YOUR GOAL »
In the data below, find the lines containing "this" and say how many there are, nothing more.

Element data from apps and pages
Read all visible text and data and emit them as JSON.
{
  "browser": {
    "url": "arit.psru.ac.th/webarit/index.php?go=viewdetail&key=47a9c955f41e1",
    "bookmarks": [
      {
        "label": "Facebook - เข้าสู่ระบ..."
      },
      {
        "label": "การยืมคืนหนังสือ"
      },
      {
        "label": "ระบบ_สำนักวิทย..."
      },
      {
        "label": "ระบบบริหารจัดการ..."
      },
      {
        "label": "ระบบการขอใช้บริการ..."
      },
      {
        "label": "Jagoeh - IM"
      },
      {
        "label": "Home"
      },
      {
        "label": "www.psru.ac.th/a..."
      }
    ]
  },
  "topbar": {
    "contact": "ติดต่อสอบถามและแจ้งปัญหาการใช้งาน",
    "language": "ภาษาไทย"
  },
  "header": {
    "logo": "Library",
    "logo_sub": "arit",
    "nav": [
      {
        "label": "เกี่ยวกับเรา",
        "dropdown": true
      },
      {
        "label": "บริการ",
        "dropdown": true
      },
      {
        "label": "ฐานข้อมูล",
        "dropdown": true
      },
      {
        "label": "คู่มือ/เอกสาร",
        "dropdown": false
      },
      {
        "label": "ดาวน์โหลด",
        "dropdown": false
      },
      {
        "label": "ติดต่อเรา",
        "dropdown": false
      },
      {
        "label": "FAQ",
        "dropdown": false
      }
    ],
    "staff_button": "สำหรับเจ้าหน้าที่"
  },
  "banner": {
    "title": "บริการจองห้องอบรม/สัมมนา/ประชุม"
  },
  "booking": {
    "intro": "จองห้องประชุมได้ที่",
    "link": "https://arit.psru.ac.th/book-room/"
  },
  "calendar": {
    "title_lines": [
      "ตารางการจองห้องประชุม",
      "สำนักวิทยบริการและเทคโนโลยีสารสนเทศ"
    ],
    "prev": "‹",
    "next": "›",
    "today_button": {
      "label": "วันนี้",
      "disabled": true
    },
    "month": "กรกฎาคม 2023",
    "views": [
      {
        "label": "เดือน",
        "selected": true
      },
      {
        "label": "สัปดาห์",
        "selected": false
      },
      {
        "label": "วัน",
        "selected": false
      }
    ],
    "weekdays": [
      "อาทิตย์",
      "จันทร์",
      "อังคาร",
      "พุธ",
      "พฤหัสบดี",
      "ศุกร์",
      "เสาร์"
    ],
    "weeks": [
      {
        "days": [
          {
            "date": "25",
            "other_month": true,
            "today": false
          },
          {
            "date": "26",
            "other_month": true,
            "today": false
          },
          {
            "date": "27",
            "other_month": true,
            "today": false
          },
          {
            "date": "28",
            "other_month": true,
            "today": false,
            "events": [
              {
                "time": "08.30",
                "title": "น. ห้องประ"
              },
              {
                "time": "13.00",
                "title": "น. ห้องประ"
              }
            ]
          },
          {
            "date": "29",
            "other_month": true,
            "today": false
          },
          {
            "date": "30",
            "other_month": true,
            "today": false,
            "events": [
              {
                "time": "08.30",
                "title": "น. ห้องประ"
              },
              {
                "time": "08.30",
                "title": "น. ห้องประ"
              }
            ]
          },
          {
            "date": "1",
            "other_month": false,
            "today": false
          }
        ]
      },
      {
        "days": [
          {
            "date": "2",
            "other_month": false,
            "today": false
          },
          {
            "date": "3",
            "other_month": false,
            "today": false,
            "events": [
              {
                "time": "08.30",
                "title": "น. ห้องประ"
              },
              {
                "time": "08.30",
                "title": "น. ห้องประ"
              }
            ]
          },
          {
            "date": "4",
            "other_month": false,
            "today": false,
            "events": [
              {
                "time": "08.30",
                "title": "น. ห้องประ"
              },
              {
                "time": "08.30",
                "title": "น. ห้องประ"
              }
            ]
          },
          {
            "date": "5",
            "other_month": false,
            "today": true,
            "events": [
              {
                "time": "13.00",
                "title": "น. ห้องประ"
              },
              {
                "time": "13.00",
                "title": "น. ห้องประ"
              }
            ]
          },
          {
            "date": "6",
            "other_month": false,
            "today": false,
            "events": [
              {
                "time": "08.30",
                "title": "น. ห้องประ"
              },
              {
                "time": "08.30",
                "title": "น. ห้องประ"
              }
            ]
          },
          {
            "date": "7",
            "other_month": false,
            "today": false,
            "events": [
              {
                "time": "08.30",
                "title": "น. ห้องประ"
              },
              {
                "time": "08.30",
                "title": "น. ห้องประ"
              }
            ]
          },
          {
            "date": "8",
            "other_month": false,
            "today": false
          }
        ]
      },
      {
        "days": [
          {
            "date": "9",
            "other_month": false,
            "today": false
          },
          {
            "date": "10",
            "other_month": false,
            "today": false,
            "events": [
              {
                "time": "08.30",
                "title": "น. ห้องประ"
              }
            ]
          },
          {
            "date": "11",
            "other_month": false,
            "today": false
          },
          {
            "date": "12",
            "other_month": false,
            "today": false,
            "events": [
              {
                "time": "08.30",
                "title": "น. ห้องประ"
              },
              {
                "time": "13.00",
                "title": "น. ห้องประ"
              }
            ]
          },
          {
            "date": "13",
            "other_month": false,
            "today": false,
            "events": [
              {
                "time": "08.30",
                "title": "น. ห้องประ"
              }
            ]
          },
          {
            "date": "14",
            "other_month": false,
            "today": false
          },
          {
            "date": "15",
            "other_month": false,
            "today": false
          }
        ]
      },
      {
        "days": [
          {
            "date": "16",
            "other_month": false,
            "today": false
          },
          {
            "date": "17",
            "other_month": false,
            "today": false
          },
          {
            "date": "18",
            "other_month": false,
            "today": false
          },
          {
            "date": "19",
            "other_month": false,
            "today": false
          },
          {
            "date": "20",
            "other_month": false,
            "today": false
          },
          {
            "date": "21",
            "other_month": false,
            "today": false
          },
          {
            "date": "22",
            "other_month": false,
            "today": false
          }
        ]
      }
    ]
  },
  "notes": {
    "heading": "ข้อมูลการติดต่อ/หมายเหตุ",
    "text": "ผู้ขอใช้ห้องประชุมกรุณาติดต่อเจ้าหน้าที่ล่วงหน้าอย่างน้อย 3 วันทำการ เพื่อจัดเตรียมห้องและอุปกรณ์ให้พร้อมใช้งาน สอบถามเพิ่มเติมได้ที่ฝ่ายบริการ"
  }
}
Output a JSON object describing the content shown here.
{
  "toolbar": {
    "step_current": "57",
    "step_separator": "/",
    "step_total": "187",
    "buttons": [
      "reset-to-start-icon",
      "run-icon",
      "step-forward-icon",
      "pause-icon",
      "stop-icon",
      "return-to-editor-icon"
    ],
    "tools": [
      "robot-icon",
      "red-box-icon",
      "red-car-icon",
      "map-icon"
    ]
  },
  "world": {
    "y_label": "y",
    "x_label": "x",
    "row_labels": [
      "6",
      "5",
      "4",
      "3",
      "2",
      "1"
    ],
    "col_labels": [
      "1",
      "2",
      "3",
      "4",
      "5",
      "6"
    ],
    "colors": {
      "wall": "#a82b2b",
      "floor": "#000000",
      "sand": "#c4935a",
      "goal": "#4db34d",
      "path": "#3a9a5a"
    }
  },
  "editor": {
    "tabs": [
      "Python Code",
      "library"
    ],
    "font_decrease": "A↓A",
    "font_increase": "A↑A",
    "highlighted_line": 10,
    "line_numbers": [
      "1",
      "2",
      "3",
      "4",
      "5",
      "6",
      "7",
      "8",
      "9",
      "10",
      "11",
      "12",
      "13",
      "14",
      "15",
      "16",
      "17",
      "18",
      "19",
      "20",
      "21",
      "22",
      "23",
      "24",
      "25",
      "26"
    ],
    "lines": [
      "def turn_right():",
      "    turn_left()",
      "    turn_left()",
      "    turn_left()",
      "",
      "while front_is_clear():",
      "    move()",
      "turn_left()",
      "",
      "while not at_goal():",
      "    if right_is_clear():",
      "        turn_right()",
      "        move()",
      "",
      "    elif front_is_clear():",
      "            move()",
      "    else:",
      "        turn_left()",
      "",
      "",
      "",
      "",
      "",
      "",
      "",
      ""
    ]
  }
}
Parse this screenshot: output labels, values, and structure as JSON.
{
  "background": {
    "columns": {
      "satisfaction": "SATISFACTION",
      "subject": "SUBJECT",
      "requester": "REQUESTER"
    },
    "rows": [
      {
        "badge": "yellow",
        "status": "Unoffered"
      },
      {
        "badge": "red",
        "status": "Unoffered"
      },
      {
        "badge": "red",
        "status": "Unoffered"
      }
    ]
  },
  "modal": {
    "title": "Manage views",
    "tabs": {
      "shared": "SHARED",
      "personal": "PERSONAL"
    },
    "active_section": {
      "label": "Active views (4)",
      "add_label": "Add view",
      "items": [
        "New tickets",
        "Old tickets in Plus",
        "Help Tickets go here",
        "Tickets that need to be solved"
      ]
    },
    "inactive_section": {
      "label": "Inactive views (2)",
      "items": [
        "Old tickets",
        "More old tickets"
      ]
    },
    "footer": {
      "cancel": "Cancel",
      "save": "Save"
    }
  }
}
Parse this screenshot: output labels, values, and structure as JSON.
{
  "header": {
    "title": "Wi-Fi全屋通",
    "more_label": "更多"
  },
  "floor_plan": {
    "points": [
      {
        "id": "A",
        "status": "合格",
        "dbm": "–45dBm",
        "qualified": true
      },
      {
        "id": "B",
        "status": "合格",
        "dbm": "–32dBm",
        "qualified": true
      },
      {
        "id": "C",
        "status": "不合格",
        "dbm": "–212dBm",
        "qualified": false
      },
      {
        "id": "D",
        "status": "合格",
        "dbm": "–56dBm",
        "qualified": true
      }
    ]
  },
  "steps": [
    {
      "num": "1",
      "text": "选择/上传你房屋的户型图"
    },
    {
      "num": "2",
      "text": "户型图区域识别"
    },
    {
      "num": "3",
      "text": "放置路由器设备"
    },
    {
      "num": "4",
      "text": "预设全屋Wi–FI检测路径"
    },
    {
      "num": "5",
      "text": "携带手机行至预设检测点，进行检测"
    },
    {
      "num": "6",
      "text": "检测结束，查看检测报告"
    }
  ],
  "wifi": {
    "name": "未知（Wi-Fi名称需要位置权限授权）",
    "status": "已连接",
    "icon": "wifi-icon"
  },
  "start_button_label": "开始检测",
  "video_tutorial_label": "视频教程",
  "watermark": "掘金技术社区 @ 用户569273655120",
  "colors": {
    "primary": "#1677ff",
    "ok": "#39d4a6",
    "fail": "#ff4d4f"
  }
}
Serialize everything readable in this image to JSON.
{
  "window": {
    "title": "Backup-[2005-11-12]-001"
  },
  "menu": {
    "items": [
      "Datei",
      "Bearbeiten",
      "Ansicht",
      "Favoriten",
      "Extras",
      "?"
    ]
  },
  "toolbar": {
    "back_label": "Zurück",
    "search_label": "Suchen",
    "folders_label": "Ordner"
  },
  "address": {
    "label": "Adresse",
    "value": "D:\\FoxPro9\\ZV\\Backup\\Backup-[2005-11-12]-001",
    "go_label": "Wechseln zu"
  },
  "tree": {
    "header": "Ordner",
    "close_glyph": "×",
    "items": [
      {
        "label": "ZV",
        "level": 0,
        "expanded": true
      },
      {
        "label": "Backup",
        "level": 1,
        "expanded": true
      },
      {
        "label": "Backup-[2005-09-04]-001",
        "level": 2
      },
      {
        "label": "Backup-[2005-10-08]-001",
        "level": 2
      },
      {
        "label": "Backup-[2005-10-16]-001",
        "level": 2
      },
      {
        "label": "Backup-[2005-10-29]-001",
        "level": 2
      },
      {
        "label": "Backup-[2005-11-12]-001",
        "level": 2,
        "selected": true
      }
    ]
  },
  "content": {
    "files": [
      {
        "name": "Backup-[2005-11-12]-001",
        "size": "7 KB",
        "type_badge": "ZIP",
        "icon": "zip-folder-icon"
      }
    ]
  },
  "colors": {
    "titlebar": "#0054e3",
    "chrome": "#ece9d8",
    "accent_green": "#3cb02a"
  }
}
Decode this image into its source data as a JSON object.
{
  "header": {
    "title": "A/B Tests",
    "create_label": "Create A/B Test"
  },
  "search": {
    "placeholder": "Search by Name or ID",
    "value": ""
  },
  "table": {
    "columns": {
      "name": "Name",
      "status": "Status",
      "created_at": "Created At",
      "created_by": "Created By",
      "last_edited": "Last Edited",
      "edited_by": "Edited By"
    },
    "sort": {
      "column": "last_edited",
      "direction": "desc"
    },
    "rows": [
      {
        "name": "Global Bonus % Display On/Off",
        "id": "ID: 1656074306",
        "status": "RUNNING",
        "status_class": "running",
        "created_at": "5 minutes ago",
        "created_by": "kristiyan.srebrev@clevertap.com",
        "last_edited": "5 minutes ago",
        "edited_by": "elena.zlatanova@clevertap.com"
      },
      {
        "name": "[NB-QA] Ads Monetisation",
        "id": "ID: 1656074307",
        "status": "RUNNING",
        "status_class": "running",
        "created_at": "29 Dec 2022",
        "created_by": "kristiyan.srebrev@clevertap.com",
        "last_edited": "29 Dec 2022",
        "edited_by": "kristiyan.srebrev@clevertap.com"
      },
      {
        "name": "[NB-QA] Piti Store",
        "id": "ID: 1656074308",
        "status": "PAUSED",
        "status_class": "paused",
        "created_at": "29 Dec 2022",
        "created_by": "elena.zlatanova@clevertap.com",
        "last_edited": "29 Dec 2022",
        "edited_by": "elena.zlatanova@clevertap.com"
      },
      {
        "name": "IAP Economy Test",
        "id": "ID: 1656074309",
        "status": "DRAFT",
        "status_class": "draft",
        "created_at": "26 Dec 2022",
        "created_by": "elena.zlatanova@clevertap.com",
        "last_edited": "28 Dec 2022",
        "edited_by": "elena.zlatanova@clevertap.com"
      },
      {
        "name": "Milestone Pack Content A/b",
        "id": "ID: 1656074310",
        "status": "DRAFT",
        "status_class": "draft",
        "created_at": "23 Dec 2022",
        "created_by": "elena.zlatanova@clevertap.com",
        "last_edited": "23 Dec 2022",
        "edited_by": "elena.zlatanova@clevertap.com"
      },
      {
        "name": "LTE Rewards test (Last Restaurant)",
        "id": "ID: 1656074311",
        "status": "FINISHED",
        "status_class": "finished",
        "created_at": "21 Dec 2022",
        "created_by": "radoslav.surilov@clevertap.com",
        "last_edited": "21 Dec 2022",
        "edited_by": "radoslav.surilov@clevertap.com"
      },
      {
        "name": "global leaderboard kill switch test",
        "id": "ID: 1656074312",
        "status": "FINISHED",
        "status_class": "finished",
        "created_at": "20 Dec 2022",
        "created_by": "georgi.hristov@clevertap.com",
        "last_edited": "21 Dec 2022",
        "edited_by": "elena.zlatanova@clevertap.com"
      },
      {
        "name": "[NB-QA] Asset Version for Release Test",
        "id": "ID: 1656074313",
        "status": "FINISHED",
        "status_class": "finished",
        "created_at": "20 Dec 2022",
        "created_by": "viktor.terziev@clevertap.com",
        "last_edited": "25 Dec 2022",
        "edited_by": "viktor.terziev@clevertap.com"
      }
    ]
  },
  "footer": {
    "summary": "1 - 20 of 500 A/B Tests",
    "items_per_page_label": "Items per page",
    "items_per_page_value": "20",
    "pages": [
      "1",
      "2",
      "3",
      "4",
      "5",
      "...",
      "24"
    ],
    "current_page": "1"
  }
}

WRITTEN REPLY »
4